Decoding the battle between NSE and SGX1 min read . Updated: 25 May 2018, 10:14 AM IST
A 16-year-old mutually beneficial relationship between National Stock Exchange (NSE) and Singapore Exchange (SGX) has soured to a point of no return over trading of Nifty 50 equity derivative products
Mumbai: A 16-year-old mutually beneficial relationship between the National Stock Exchange (NSE) and the Singapore Exchange Ltd (SGX) has soured to a point of no return. Here are the implications for the exchanges and its investors.
Why are the two exchanges fighting?
For some time now, NSE has been trying to assert its right over its flagship product Nifty 50. This puts it in conflict with Singapore Exchange’s SGX Nifty 50 futures, a partnership with NSE. The battle began on 9 February, when Indian exchanges decided to bar overseas bourses from trading in Nifty derivatives. On 11 April, SGX announced a new product which works just like the Nifty, bypassing the Indian exchange. NSE tried to stall the launch slated for 4 June but negotiations failed, leading to NSE suing SGX.
What’s at stake for NSE?
The relationship between the two exchanges, where SGX earned revenues and NSE got recognition among foreign investors, is in peril.If NSE wins the case, it will be able to establish rights over Nifty 50 and other indexes. It will still need to build liquidity in its own contracts, which earlier used to be divided between SGX Nifty and Nifty. Even if it wins, NSE may find it difficult to move liquidity from SGX to GIFT, India’s international trade centre. If NSE loses the case, then it may lose its edge in derivatives trading.

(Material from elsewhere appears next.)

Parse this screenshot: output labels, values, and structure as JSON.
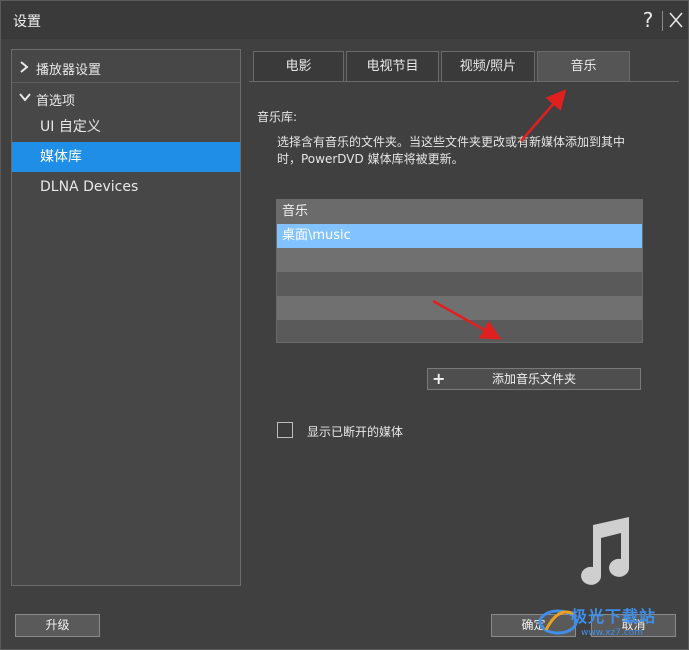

What about SGX?
If SGX loses, it will take a revenue hit as the exchange has a 52% market share in Nifty futures trading. It will also lose some clients who traded Nifty on its platform.
How will this affect investors?
Many hedge funds which did not want to register directly with India as foreign portfolio investors used to trade in SGX-Nifty for India exposure. With SGX’s India-focused products facing legal challenges, they may look to other emerging marketing economies. If India continues to be attractive, the investors may have to bear additional expenses and compliance costs for direct registration or move to GIFT.
What will it mean for India and exchanges around the world?
Index provider MSCI may reduce India’s weightage in the emerging market economy index. MSCI’s CEO Henry Fernandez told Bloomberg Television that his firm was “concerned, quite a lot" about the dispute between NSE and SGX. The outcome of the legal case may also establish new international jurisprudence on copyright issues surrounding pricing data.